_RECORDED INFORMATION_
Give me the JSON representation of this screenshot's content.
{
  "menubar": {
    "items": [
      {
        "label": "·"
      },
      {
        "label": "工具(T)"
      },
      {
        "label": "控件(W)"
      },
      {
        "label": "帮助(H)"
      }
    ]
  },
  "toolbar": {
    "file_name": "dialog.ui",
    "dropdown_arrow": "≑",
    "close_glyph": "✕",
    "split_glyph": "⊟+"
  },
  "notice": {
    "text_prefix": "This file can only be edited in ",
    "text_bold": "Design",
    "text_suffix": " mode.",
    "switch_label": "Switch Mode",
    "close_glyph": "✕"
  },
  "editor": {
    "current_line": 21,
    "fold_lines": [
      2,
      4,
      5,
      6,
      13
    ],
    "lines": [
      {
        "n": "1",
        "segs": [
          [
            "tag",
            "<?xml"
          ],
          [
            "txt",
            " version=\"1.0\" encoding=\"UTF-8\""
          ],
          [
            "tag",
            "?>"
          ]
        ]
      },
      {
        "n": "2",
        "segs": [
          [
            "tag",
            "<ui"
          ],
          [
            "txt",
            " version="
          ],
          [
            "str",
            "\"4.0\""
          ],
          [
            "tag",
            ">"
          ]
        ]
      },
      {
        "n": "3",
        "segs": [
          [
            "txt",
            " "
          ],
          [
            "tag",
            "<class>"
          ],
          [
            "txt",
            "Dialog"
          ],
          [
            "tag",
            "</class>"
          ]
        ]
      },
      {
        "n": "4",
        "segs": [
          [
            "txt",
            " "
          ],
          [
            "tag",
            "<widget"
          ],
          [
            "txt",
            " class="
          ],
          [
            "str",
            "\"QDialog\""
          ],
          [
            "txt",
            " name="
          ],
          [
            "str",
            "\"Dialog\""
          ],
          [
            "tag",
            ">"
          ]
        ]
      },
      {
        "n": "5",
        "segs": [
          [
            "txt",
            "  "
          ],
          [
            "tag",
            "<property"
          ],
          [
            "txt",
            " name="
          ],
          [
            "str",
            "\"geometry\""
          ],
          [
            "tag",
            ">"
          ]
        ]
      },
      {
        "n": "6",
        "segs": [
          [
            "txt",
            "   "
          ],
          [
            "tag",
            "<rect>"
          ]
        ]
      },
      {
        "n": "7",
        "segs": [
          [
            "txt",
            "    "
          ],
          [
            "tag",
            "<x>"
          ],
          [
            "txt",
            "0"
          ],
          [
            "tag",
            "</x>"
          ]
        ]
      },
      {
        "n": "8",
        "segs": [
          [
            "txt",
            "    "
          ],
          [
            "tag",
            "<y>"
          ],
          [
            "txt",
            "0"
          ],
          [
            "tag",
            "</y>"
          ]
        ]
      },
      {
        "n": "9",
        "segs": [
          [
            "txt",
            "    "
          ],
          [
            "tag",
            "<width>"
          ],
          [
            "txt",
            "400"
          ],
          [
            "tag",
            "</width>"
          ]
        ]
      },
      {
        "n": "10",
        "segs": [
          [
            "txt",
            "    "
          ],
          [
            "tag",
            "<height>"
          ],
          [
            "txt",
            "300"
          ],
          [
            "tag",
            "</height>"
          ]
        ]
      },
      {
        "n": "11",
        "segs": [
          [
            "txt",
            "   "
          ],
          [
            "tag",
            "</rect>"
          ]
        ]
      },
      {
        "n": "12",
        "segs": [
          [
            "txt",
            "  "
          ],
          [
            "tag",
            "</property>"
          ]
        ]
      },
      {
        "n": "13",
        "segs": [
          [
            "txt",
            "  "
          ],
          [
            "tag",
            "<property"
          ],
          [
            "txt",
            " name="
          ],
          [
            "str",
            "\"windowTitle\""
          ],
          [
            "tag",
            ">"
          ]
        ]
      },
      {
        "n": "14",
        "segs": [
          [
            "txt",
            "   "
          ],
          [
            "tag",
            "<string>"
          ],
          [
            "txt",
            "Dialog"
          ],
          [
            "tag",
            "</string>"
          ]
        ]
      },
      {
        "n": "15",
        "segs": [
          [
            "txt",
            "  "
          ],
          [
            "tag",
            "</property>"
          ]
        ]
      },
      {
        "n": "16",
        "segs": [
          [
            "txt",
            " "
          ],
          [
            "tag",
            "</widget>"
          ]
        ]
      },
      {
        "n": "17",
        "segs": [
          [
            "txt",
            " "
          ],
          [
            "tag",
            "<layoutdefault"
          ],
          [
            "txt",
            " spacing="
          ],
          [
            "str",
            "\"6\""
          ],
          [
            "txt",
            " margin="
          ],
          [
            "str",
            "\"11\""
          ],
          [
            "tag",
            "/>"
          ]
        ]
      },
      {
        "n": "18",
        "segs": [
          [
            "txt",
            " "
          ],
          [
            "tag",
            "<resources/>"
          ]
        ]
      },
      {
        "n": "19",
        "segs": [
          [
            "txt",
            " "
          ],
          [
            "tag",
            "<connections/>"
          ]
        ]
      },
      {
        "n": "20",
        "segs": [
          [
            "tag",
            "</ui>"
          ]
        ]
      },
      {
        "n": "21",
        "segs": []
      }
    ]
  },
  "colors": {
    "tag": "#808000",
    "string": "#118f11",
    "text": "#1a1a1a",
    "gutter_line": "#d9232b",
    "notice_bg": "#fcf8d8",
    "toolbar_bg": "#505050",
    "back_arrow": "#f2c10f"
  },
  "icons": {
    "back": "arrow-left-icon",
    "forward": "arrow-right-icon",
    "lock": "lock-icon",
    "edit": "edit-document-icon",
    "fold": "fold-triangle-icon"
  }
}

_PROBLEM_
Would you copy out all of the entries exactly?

_ANSWER SECTION_
Give me the JSON representation of this screenshot's content.
{
  "menubar": {
    "items": [
      {
        "label": "·"
      },
      {
        "label": "工具(T)"
      },
      {
        "label": "控件(W)"
      },
      {
        "label": "帮助(H)"
      }
    ]
  },
  "toolbar": {
    "file_name": "dialog.ui",
    "dropdown_arrow": "≑",
    "close_glyph": "✕",
    "split_glyph": "⊟+"
  },
  "notice": {
    "text_prefix": "This file can only be edited in ",
    "text_bold": "Design",
    "text_suffix": " mode.",
    "switch_label": "Switch Mode",
    "close_glyph": "✕"
  },
  "editor": {
    "current_line": 21,
    "fold_lines": [
      2,
      4,
      5,
      6,
      13
    ],
    "lines": [
      {
        "n": "1",
        "segs": [
          [
            "tag",
            "<?xml"
          ],
          [
            "txt",
            " version=\"1.0\" encoding=\"UTF-8\""
          ],
          [
            "tag",
            "?>"
          ]
        ]
      },
      {
        "n": "2",
        "segs": [
          [
            "tag",
            "<ui"
          ],
          [
            "txt",
            " version="
          ],
          [
            "str",
            "\"4.0\""
          ],
          [
            "tag",
            ">"
          ]
        ]
      },
      {
        "n": "3",
        "segs": [
          [
            "txt",
            " "
          ],
          [
            "tag",
            "<class>"
          ],
          [
            "txt",
            "Dialog"
          ],
          [
            "tag",
            "</class>"
          ]
        ]
      },
      {
        "n": "4",
        "segs": [
          [
            "txt",
            " "
          ],
          [
            "tag",
            "<widget"
          ],
          [
            "txt",
            " class="
          ],
          [
            "str",
            "\"QDialog\""
          ],
          [
            "txt",
            " name="
          ],
          [
            "str",
            "\"Dialog\""
          ],
          [
            "tag",
            ">"
          ]
        ]
      },
      {
        "n": "5",
        "segs": [
          [
            "txt",
            "  "
          ],
          [
            "tag",
            "<property"
          ],
          [
            "txt",
            " name="
          ],
          [
            "str",
            "\"geometry\""
          ],
          [
            "tag",
            ">"
          ]
        ]
      },
      {
        "n": "6",
        "segs": [
          [
            "txt",
            "   "
          ],
          [
            "tag",
            "<rect>"
          ]
        ]
      },
      {
        "n": "7",
        "segs": [
          [
            "txt",
            "    "
          ],
          [
            "tag",
            "<x>"
          ],
          [
            "txt",
            "0"
          ],
          [
            "tag",
            "</x>"
          ]
        ]
      },
      {
        "n": "8",
        "segs": [
          [
            "txt",
            "    "
          ],
          [
            "tag",
            "<y>"
          ],
          [
            "txt",
            "0"
          ],
          [
            "tag",
            "</y>"
          ]
        ]
      },
      {
        "n": "9",
        "segs": [
          [
            "txt",
            "    "
          ],
          [
            "tag",
            "<width>"
          ],
          [
            "txt",
            "400"
          ],
          [
            "tag",
            "</width>"
          ]
        ]
      },
      {
        "n": "10",
        "segs": [
          [
            "txt",
            "    "
          ],
          [
            "tag",
            "<height>"
          ],
          [
            "txt",
            "300"
          ],
          [
            "tag",
            "</height>"
          ]
        ]
      },
      {
        "n": "11",
        "segs": [
          [
            "txt",
            "   "
          ],
          [
            "tag",
            "</rect>"
          ]
        ]
      },
      {
        "n": "12",
        "segs": [
          [
            "txt",
            "  "
          ],
          [
            "tag",
            "</property>"
          ]
        ]
      },
      {
        "n": "13",
        "segs": [
          [
            "txt",
            "  "
          ],
          [
            "tag",
            "<property"
          ],
          [
            "txt",
            " name="
          ],
          [
            "str",
            "\"windowTitle\""
          ],
          [
            "tag",
            ">"
          ]
        ]
      },
      {
        "n": "14",
        "segs": [
          [
            "txt",
            "   "
          ],
          [
            "tag",
            "<string>"
          ],
          [
            "txt",
            "Dialog"
          ],
          [
            "tag",
            "</string>"
          ]
        ]
      },
      {
        "n": "15",
        "segs": [
          [
            "txt",
            "  "
          ],
          [
            "tag",
            "</property>"
          ]
        ]
      },
      {
        "n": "16",
        "segs": [
          [
            "txt",
            " "
          ],
          [
            "tag",
            "</widget>"
          ]
        ]
      },
      {
        "n": "17",
        "segs": [
          [
            "txt",
            " "
          ],
          [
            "tag",
            "<layoutdefault"
          ],
          [
            "txt",
            " spacing="
          ],
          [
            "str",
            "\"6\""
          ],
          [
            "txt",
            " margin="
          ],
          [
            "str",
            "\"11\""
          ],
          [
            "tag",
            "/>"
          ]
        ]
      },
      {
        "n": "18",
        "segs": [
          [
            "txt",
            " "
          ],
          [
            "tag",
            "<resources/>"
          ]
        ]
      },
      {
        "n": "19",
        "segs": [
          [
            "txt",
            " "
          ],
          [
            "tag",
            "<connections/>"
          ]
        ]
      },
      {
        "n": "20",
        "segs": [
          [
            "tag",
            "</ui>"
          ]
        ]
      },
      {
        "n": "21",
        "segs": []
      }
    ]
  },
  "colors": {
    "tag": "#808000",
    "string": "#118f11",
    "text": "#1a1a1a",
    "gutter_line": "#d9232b",
    "notice_bg": "#fcf8d8",
    "toolbar_bg": "#505050",
    "back_arrow": "#f2c10f"
  },
  "icons": {
    "back": "arrow-left-icon",
    "forward": "arrow-right-icon",
    "lock": "lock-icon",
    "edit": "edit-document-icon",
    "fold": "fold-triangle-icon"
  }
}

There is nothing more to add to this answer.